_EXERCISE_. Search the records below for the word "title", then return every line where it appears.

——————

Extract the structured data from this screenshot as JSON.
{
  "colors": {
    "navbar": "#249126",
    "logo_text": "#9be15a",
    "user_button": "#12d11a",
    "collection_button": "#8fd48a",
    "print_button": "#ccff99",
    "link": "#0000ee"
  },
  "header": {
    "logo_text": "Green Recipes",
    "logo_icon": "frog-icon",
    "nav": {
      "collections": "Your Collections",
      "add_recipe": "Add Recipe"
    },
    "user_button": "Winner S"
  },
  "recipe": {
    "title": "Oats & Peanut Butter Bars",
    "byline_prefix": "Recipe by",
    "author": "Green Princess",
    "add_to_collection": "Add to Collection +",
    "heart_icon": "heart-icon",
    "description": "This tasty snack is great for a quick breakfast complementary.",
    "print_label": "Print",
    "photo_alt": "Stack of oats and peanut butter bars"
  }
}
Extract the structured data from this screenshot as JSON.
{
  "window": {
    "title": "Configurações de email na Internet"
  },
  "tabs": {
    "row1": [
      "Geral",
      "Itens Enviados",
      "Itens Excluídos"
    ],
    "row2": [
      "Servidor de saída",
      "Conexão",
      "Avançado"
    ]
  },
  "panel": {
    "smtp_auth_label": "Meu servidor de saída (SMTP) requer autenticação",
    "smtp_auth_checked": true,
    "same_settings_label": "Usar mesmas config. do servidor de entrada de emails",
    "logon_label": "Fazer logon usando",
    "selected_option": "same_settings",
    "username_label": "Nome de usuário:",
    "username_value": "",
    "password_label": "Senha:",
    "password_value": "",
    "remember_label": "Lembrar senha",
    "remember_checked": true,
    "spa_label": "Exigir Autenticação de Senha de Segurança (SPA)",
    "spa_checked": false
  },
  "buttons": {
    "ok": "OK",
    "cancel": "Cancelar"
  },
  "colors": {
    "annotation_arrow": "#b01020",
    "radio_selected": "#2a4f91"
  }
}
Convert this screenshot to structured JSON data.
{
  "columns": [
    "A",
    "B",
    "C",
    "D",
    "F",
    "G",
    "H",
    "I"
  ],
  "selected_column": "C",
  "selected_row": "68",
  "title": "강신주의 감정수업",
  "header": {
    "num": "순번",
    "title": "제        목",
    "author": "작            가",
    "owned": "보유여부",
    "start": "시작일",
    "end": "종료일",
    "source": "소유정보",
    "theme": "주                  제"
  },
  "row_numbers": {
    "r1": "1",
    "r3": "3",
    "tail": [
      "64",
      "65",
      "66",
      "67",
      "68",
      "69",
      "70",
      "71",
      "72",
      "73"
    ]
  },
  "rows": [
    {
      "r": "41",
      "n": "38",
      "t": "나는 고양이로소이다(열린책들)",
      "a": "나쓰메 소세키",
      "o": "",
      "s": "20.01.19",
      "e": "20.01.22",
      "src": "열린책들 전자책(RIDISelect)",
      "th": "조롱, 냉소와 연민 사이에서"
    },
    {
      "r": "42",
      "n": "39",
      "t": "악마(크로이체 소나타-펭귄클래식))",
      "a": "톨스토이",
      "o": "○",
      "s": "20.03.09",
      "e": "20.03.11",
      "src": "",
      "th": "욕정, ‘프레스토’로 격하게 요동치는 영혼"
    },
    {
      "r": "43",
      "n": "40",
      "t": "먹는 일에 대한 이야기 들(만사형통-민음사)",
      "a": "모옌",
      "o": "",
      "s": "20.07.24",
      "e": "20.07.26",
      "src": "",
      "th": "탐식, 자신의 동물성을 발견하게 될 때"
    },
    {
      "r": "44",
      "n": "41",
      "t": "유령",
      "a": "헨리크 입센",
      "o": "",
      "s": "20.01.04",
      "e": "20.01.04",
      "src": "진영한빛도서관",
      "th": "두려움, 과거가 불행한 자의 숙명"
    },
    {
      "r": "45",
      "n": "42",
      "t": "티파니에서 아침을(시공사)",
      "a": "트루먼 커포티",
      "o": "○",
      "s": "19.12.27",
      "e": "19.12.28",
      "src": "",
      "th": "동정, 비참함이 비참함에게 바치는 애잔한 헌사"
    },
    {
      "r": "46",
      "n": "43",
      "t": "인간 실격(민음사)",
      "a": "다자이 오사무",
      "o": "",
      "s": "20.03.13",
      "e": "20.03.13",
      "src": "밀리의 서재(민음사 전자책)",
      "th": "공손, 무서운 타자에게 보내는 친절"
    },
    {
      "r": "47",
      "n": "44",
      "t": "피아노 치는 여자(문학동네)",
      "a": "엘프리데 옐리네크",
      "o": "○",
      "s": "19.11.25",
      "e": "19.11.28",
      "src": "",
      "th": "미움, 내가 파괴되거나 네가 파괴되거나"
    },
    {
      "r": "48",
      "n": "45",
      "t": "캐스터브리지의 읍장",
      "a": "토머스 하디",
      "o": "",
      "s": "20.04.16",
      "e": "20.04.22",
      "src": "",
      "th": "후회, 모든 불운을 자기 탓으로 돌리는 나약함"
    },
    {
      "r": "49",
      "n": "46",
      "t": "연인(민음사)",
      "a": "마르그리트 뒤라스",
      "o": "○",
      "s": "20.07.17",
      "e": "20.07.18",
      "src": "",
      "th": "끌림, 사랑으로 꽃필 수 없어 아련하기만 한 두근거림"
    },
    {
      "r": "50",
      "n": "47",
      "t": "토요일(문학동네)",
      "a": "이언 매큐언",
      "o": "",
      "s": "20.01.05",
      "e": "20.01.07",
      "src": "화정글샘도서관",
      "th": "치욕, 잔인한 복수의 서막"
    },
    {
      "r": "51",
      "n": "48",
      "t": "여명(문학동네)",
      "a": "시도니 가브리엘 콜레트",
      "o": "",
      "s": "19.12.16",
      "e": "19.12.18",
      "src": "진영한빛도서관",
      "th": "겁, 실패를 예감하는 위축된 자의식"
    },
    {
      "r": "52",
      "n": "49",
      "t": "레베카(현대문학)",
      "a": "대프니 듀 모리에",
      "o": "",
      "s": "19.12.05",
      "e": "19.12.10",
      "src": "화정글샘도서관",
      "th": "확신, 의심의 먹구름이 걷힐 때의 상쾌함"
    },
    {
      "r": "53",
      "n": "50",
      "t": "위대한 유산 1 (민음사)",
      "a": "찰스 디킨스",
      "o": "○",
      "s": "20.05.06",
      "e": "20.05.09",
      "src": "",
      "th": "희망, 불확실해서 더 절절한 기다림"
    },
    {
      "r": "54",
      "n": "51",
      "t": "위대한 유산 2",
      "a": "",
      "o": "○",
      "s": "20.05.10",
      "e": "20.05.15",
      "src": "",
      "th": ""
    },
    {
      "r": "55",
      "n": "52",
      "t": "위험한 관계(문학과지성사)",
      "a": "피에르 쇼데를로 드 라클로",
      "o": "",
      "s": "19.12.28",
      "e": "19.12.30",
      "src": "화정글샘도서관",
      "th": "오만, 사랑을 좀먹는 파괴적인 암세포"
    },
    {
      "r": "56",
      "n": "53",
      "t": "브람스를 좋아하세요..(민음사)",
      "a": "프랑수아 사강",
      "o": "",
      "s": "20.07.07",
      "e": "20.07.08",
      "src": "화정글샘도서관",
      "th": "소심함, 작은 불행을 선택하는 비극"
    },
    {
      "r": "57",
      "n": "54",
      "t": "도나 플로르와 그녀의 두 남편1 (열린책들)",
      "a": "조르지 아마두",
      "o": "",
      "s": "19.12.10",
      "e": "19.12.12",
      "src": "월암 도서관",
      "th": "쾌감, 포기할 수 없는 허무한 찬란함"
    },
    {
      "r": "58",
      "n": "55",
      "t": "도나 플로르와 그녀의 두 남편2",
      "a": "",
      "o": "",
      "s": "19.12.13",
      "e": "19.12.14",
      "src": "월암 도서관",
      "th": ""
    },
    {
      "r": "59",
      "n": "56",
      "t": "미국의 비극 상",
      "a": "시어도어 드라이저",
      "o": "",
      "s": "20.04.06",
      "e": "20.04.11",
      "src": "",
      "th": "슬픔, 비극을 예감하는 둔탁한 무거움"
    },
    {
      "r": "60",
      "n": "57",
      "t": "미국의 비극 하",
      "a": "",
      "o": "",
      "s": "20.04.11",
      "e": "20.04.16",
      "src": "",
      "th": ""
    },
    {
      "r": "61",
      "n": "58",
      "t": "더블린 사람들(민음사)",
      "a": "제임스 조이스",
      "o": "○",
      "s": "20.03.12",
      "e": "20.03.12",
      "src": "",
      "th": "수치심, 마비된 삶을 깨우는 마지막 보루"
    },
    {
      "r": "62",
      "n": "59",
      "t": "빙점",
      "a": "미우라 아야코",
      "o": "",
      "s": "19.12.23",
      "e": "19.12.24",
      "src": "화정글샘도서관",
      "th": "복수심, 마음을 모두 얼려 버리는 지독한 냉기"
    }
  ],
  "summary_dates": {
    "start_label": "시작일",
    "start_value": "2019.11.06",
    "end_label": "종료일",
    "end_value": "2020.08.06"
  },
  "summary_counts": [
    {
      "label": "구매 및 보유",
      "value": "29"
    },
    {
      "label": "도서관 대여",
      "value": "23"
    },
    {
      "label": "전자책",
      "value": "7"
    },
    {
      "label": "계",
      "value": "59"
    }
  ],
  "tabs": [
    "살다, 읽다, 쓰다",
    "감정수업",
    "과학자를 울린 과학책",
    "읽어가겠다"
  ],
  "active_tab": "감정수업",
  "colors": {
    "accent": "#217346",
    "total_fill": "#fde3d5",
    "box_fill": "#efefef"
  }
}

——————

_SOLUTION TO THE EXERCISE_.
    "title": "Oats & Peanut Butter Bars",
    "title": "Configurações de email na Internet"
  "title": "강신주의 감정수업",
    "title": "제        목",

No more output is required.